TASK TO COMPLETE:
Within the data below, count the lines that include the word "Trousers". Provide the number and nothing further.

----- MATERIAL SUPPLIED -----

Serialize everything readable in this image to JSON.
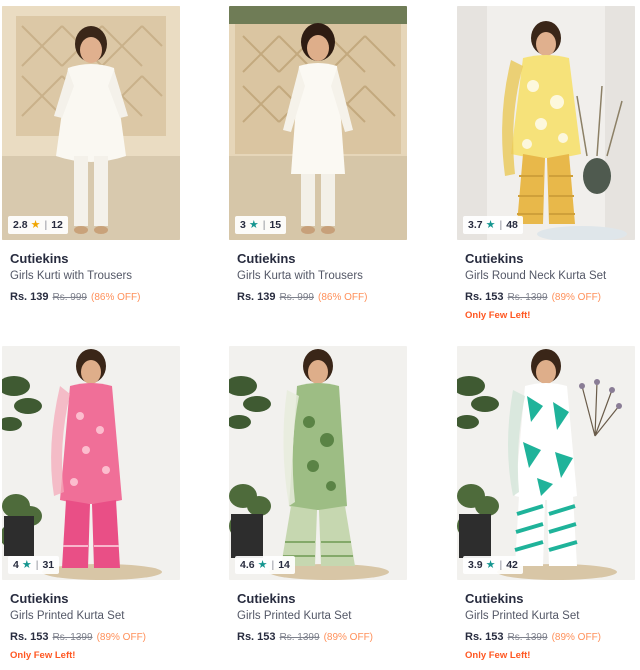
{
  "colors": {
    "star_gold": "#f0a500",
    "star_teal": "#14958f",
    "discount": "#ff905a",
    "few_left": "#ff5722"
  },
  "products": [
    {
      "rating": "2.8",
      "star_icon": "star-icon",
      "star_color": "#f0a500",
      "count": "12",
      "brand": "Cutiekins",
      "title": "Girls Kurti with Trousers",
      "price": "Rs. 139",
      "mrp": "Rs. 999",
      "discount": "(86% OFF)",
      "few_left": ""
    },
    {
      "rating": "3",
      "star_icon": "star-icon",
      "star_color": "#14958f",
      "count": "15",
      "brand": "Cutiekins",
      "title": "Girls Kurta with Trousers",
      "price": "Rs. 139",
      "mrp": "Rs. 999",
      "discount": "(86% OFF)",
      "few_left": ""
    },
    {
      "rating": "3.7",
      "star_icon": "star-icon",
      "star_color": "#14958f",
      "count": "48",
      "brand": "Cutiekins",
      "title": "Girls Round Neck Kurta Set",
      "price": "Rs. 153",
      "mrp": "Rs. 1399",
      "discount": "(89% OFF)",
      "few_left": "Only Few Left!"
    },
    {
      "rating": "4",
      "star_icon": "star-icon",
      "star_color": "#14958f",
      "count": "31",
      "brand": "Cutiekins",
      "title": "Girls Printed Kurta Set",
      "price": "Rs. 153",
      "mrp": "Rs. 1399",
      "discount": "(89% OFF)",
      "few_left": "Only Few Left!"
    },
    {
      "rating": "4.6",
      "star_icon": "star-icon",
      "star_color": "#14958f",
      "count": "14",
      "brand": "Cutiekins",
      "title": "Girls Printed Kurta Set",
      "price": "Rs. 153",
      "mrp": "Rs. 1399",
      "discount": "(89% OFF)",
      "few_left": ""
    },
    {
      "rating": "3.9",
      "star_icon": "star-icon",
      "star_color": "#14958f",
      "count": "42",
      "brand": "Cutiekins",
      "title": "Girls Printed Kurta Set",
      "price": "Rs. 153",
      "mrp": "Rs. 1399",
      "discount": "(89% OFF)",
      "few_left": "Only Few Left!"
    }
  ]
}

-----

COMPLETED TASK:
2